Scientists in the Triangle might have discovered a non-flammable liquid electrolyte that could be instrumental for longer-lasting lithium-ion batteries found in cell phones, laptops, and some electric cars.
The research could also provide a solution to the recent high-profile battery fires in the Tesla Model S car, iPhones, and Boeing's 787 Dreamliner.
Study co-author Joseph DeSimone is a chemical engineering professor at North Carolina State University and the University of North Carolina Chapel Hill. He said finding batteries that can operate at extreme temperatures with longer-lasting mobile power is becoming increasingly important.
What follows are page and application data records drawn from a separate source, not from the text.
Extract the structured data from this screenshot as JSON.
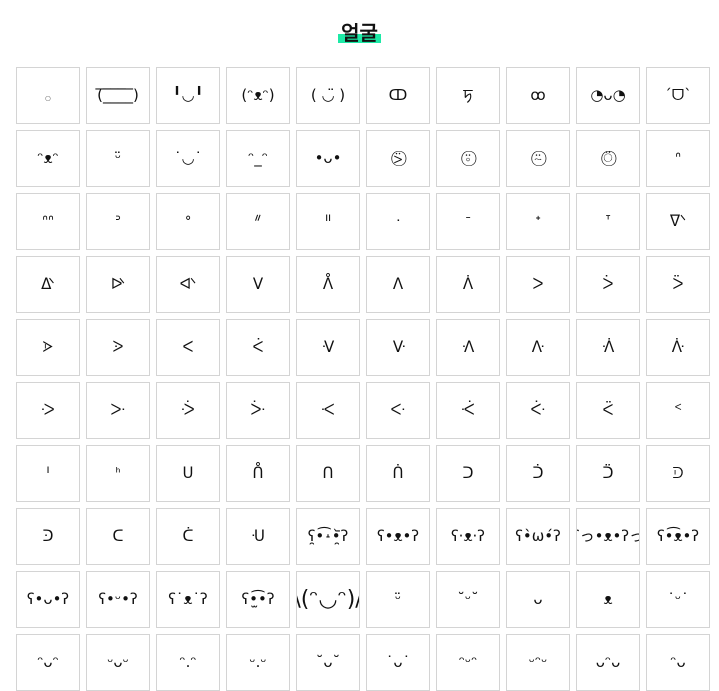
{
  "page": {
    "title": "얼굴"
  },
  "emoticons": [
    "𓂂",
    "(̅_̅̅_̅̅_̅̅_̅)",
    "╹◡╹",
    "(ᵔᴥᵔ)",
    "( ◡̈ )",
    "ↀ",
    "ꠠ",
    "ꝏ",
    "◔ᴗ◔",
    "ˊᗜˋ",
    "ᵔᴥᵔ",
    "ᵕ̈",
    "˙◡˙",
    "ᵔ_ᵔ",
    "•ᴗ•",
    "⍩⃝",
    "⍤⃝",
    "⍨⃝",
    "⍥⃝",
    "ᐢ",
    "ᐢᐢ",
    "ᐣ",
    "ᐤ",
    "ᐥ",
    "ᐦ",
    "ᐧ",
    "ᐨ",
    "ᐩ",
    "ᐪ",
    "ᐫ",
    "ᐬ",
    "ᐭ",
    "ᐮ",
    "ᐯ",
    "ᐰ",
    "ᐱ",
    "ᐲ",
    "ᐳ",
    "ᐴ",
    "ᐵ",
    "ᐶ",
    "ᐷ",
    "ᐸ",
    "ᐹ",
    "ᐺ",
    "ᐻ",
    "ᐼ",
    "ᐽ",
    "ᐾ",
    "ᐿ",
    "ᑀ",
    "ᑁ",
    "ᑂ",
    "ᑃ",
    "ᑄ",
    "ᑅ",
    "ᑆ",
    "ᑇ",
    "ᑈ",
    "ᑉ",
    "ᑊ",
    "ᑋ",
    "ᑌ",
    "ᑍ",
    "ᑎ",
    "ᑏ",
    "ᑐ",
    "ᑑ",
    "ᑒ",
    "ᑓ",
    "ᑔ",
    "ᑕ",
    "ᑖ",
    "ᑗ",
    "ʕ̯•͡˔•̯᷅ʔ",
    "ʕ•ᴥ•ʔ",
    "ʕ·ᴥ·ʔ",
    "ʕ•̀ω•́ʔ",
    "ʕっ•ᴥ•ʔっ",
    "ʕ•͡ᴥ•ʔ",
    "ʕ•ᴗ•ʔ",
    "ʕ•ᵕ•ʔ",
    "ʕ˙ᴥ˙ʔ",
    "ʕ•̫͡•ʔ",
    "\\(ᵔ◡ᵔ)/",
    "ᵕ̈",
    "˘ᵕ˘",
    "ᴗ",
    "ᴥ",
    "˙ᵕ˙",
    "ᵔᴗᵔ",
    "ᵕᴗᵕ",
    "ᵔ.ᵔ",
    "ᵕ.ᵕ",
    "˘ᴗ˘",
    "˙ᴗ˙",
    "ᵔᵕᵔ",
    "ᵕᵔᵕ",
    "ᴗᵔᴗ",
    "ᵔᴗ"
  ]
}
“Everybody relies on the fact we can be disconnected from the grid and still be functional,” DeSimone said. “We require power. Our military requires power. A lot of our guys are jumping out of planes with 40 pounds of batteries.”
DeSimone said their discovery could pave the way for lithium air batteries that would, some speculate, would allow electric vehicles to drive 500 miles on one charge – the equivalent of a tank of gas. Right now, one charge won't even take electric vehicles half that distance.
He said the discovery could be a game-changer on multiple levels.
“People have speculated that if you have a battery that operates in this other regime, that you might not have batteries shorting out. And it should have the ability to function at low temps,” DeSimone said. “So you might have a whole host of performance advantages coupled with the safety advantage of being non-flammable.”
The research appears in the journal, Proceedings of the National Academy of Sciences.